    ABSTRACT: A supplementation trial starting with 224 postmenopausal women provided with adequate vitamin D and Ca was conducted to determine whether increased Cu and Zn intakes would reduce the risk for bone loss. Healthy women aged 51-80 years were recruited for a double-blind, placebo-controlled study. Women with similar femoral neck T scores and BMI were randomly assigned to two groups of 112 each that were supplemented daily for 2 years with 600 mg Ca plus maize starch placebo or 600 mg Ca plus 2 mg Cu and 12 mg Zn. Whole-body bone mineral contents, densities and T scores were determined biannually by dual-energy X-ray absorptiometry, and 5 d food diaries were obtained annually. Repeated-measures ANCOVA showed that bone mineral contents, densities and T scores decreased from baseline values to year 2. A priori contrasts between baseline and year 2 indicated that the greatest decreases occurred with Cu and Zn supplementation. Based on 5 d food diaries, the negative effect was caused by Zn and mainly occurred with Zn intakes ≥ 8·0 mg/d. With Zn intakes < 8·0 mg/d, Zn supplementation apparently prevented a significant decrease in whole-body bone densities and T scores. Food diaries also indicated that Mg intakes < 237 mg/d, Cu intakes < 0·9 mg/d and Zn intakes < 8·0 mg/d are associated with poorer bone health. The findings indicate that Zn supplementation may be beneficial to bone health in postmenopausal women with usual Zn intakes < 8·0 mg/d but not in women consuming adequate amounts of Zn.

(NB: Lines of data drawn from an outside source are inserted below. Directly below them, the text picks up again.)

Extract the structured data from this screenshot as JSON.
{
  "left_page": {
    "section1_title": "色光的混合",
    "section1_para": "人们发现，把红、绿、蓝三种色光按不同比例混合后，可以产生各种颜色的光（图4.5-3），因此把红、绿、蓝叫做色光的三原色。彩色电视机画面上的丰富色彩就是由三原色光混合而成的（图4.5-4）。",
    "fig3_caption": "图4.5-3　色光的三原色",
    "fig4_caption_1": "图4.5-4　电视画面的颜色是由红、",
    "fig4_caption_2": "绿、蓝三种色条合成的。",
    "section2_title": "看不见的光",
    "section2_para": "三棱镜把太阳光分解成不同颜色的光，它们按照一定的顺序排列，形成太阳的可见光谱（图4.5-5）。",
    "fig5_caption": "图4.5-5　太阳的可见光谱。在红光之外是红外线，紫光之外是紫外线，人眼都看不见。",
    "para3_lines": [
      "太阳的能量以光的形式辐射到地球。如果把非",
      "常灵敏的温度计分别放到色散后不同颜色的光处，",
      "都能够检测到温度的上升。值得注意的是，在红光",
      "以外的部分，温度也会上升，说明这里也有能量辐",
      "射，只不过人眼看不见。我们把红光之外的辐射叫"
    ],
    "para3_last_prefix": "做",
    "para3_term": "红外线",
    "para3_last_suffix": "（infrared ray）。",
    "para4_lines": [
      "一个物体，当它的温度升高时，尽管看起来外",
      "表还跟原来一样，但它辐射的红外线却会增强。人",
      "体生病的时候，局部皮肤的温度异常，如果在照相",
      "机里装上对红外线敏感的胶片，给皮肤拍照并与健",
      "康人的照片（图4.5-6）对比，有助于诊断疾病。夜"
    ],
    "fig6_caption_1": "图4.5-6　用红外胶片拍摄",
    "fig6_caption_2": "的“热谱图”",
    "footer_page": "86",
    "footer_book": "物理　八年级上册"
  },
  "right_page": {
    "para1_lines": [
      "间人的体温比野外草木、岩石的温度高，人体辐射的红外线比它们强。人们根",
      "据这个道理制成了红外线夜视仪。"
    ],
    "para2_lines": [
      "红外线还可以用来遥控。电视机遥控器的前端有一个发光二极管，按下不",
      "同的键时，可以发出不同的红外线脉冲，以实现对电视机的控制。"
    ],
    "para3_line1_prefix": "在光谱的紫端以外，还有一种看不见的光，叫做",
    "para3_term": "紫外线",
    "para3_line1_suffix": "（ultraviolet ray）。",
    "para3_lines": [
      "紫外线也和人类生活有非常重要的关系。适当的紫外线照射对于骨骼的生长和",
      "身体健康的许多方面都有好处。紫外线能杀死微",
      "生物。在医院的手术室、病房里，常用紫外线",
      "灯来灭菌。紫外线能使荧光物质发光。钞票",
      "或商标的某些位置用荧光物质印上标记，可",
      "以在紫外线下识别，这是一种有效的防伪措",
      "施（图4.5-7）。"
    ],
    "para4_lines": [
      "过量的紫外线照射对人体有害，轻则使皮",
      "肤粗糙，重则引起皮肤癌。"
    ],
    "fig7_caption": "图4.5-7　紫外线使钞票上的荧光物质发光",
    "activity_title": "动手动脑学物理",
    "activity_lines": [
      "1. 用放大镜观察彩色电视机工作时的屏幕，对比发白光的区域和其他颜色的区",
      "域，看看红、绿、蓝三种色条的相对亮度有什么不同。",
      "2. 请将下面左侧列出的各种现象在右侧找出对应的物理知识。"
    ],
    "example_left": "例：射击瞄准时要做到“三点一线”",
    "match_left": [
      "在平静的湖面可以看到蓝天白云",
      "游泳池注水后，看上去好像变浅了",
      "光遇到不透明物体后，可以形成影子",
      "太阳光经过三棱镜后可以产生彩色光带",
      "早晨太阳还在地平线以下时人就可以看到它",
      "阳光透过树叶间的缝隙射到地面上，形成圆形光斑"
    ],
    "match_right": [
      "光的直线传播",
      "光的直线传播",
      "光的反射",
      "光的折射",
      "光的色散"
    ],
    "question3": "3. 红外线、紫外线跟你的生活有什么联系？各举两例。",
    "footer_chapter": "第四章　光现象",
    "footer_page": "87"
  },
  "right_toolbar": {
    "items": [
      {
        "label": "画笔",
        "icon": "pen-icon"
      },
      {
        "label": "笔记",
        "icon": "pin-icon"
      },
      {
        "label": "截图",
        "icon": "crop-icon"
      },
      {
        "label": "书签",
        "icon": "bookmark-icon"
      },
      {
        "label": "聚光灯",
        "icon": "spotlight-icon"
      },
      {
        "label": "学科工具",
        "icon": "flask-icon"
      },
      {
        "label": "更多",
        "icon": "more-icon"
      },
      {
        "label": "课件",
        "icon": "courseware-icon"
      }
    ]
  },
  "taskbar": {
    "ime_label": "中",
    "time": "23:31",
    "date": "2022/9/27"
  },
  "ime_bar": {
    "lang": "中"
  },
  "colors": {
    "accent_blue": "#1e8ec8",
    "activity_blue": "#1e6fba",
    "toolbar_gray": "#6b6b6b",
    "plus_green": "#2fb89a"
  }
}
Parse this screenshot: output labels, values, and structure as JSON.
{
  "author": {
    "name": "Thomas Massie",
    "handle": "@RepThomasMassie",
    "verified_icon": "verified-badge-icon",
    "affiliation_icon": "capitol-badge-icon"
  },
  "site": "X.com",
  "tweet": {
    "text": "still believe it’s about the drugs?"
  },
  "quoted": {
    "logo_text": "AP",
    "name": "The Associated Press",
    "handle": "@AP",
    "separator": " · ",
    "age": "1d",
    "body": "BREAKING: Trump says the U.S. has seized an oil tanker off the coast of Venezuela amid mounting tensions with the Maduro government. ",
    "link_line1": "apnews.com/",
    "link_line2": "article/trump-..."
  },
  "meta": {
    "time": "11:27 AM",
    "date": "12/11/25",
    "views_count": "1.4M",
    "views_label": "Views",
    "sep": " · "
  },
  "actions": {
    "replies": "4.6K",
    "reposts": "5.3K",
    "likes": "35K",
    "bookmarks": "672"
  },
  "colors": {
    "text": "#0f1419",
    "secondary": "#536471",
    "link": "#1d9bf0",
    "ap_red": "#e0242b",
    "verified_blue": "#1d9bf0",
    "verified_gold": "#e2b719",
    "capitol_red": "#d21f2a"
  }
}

    The British journal of nutrition 07/2011; 106(12):1872-9. · 3.45 Impact Factor
  • [Show abstract] [Hide abstract]
    ABSTRACT: Zinc (Zn) supplementation stimulates bone growth in Zn-deficient humans and animals. A biphasic pattern of mineralization has been observed in cultured osteoblasts; an initiation phase and a progression phase. We used MC3T3-E1, a murine osteoblastic cell line, to elucidate the physiological role of Zn in osteoblast mineralization and cellular Zn trafficking during the mineralization event. Cells were cultured in media containing Chelex-treated fetal bovine serum and 1, 4, 10 and 20 μM Zn as ZnSO(4) for 14 days (early phase of mineralization) or 21 days (mid-to-late phase of mineralization). During the early phase of mineralization, Alizarin Red staining indicated that mineralization was increased by Zn in a dose-dependent manner. Although Zn exposure did not affect monolayer Zn concentration, metallothionein (MT) mRNA expression increased dose-dependently as assessed by real-time PCR. During the late phase of mineralization, mineralization was maximal at 1 μM Zn and monolayer Zn concentration reflected Zn exposure. The increase in MT mRNA expression during the late phase was similar to that during the early phase, but the difference in expression between culture Zn concentrations tended to be smaller. ZnT-2 mRNA expression decreased significantly with increasing zinc concentrations in the culture medium during the early phase, but increased significantly during the late phase. Osteocalcin mRNA levels were positively correlated to Zn exposure at both time points. Taken together, we propose that Zn may play an important role in osteoblast mineralization through Zn trafficking involving Zn storage proteins and Zn transporters.
    The Journal of nutritional biochemistry 04/2010; 22(2):172-8. · 4.29 Impact Factor

Full-text (2 Sources)

View
5 Downloads
Available from
May 29, 2014